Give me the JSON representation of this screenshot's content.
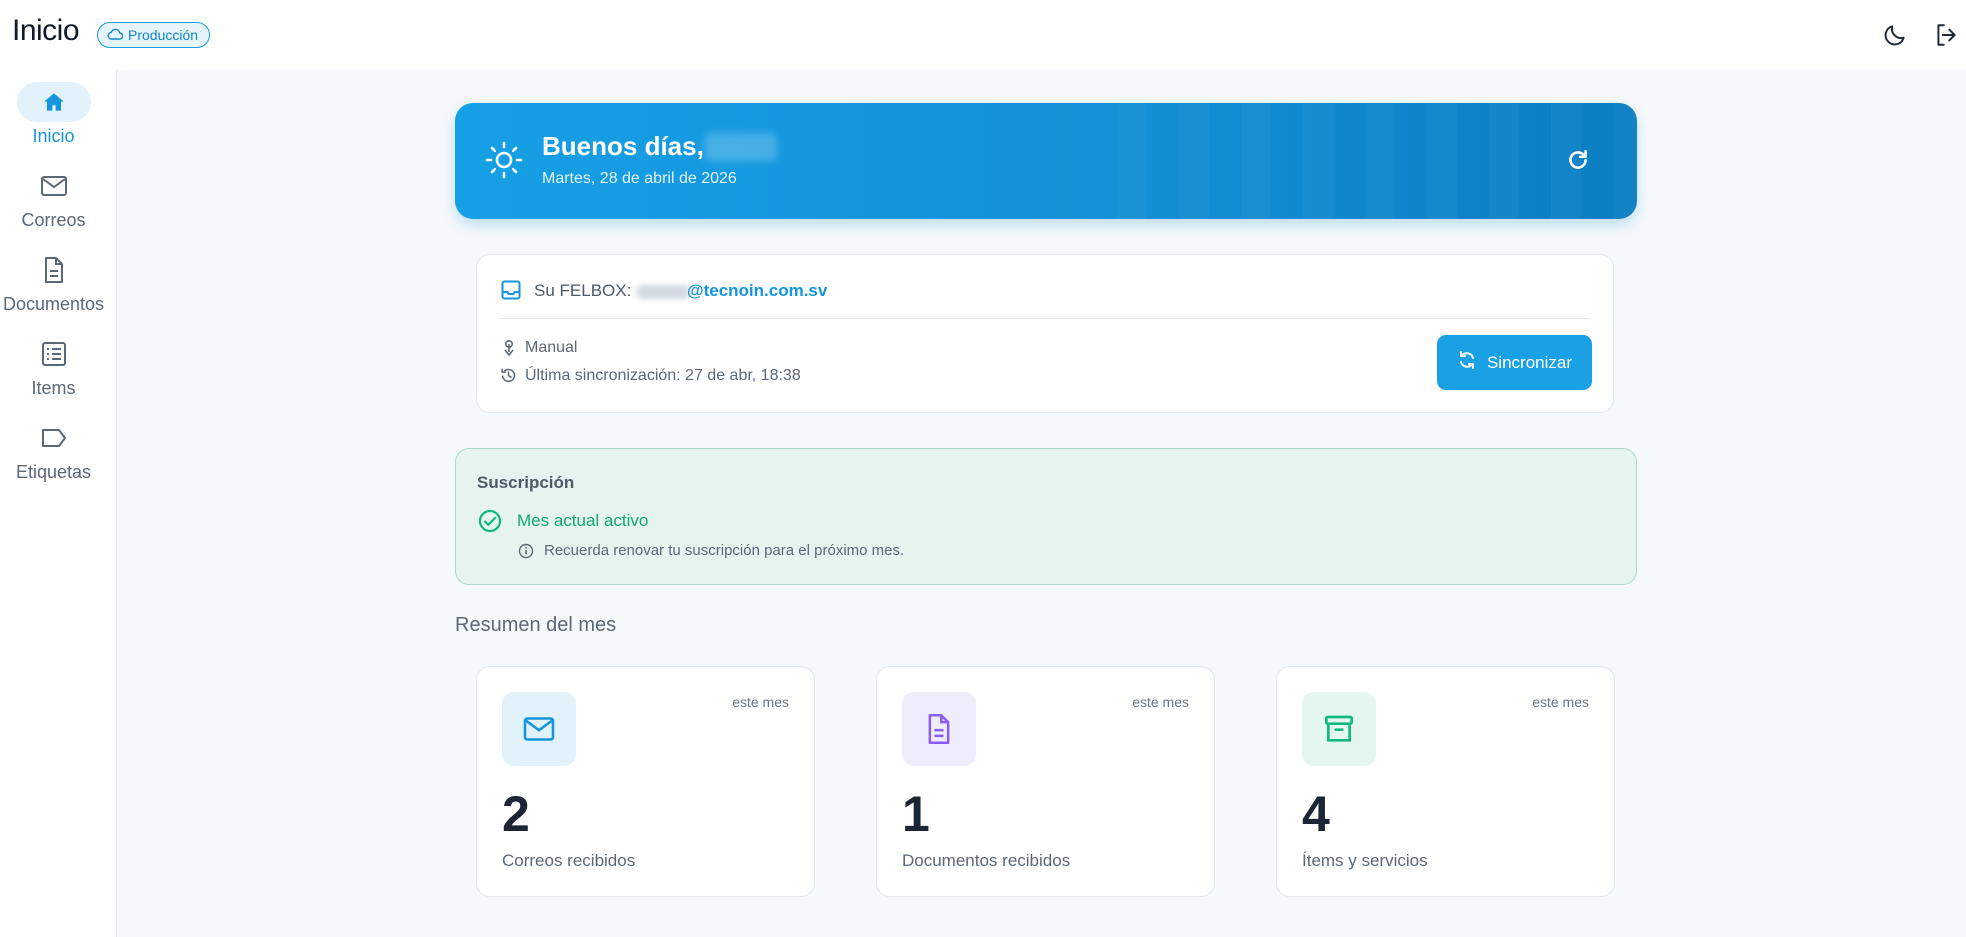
{
  "app": {
    "title": "Inicio",
    "environment_badge": "Producción"
  },
  "sidebar": {
    "items": [
      {
        "label": "Inicio",
        "icon": "home-icon",
        "active": true
      },
      {
        "label": "Correos",
        "icon": "mail-icon",
        "active": false
      },
      {
        "label": "Documentos",
        "icon": "document-icon",
        "active": false
      },
      {
        "label": "Items",
        "icon": "list-icon",
        "active": false
      },
      {
        "label": "Etiquetas",
        "icon": "tag-icon",
        "active": false
      }
    ]
  },
  "hero": {
    "greeting": "Buenos días,",
    "date": "Martes, 28 de abril de 2026"
  },
  "felbox": {
    "label": "Su FELBOX:",
    "email_domain": "@tecnoin.com.sv",
    "mode": "Manual",
    "last_sync": "Última sincronización: 27 de abr, 18:38",
    "sync_button": "Sincronizar"
  },
  "subscription": {
    "title": "Suscripción",
    "status": "Mes actual activo",
    "note": "Recuerda renovar tu suscripción para el próximo mes."
  },
  "summary": {
    "title": "Resumen del mes",
    "cards": [
      {
        "value": "2",
        "label": "Correos recibidos",
        "period": "este mes",
        "icon": "mail-icon",
        "color": "#1596dc",
        "bg": "#e2f2fb"
      },
      {
        "value": "1",
        "label": "Documentos recibidos",
        "period": "este mes",
        "icon": "document-icon",
        "color": "#8b5cf6",
        "bg": "#efedfb"
      },
      {
        "value": "4",
        "label": "Ítems y servicios",
        "period": "este mes",
        "icon": "archive-icon",
        "color": "#10b981",
        "bg": "#e3f6ef"
      }
    ]
  },
  "colors": {
    "accent": "#1596dc",
    "success": "#10b981",
    "hero_start": "#16a0e6",
    "hero_end": "#0b7dc3"
  }
}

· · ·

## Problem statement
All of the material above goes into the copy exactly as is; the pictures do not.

## Answer to this task
Give me the JSON representation of this screenshot's content.
{
  "app": {
    "title": "Inicio",
    "environment_badge": "Producción"
  },
  "sidebar": {
    "items": [
      {
        "label": "Inicio",
        "icon": "home-icon",
        "active": true
      },
      {
        "label": "Correos",
        "icon": "mail-icon",
        "active": false
      },
      {
        "label": "Documentos",
        "icon": "document-icon",
        "active": false
      },
      {
        "label": "Items",
        "icon": "list-icon",
        "active": false
      },
      {
        "label": "Etiquetas",
        "icon": "tag-icon",
        "active": false
      }
    ]
  },
  "hero": {
    "greeting": "Buenos días,",
    "date": "Martes, 28 de abril de 2026"
  },
  "felbox": {
    "label": "Su FELBOX:",
    "email_domain": "@tecnoin.com.sv",
    "mode": "Manual",
    "last_sync": "Última sincronización: 27 de abr, 18:38",
    "sync_button": "Sincronizar"
  },
  "subscription": {
    "title": "Suscripción",
    "status": "Mes actual activo",
    "note": "Recuerda renovar tu suscripción para el próximo mes."
  },
  "summary": {
    "title": "Resumen del mes",
    "cards": [
      {
        "value": "2",
        "label": "Correos recibidos",
        "period": "este mes",
        "icon": "mail-icon",
        "color": "#1596dc",
        "bg": "#e2f2fb"
      },
      {
        "value": "1",
        "label": "Documentos recibidos",
        "period": "este mes",
        "icon": "document-icon",
        "color": "#8b5cf6",
        "bg": "#efedfb"
      },
      {
        "value": "4",
        "label": "Ítems y servicios",
        "period": "este mes",
        "icon": "archive-icon",
        "color": "#10b981",
        "bg": "#e3f6ef"
      }
    ]
  },
  "colors": {
    "accent": "#1596dc",
    "success": "#10b981",
    "hero_start": "#16a0e6",
    "hero_end": "#0b7dc3"
  }
}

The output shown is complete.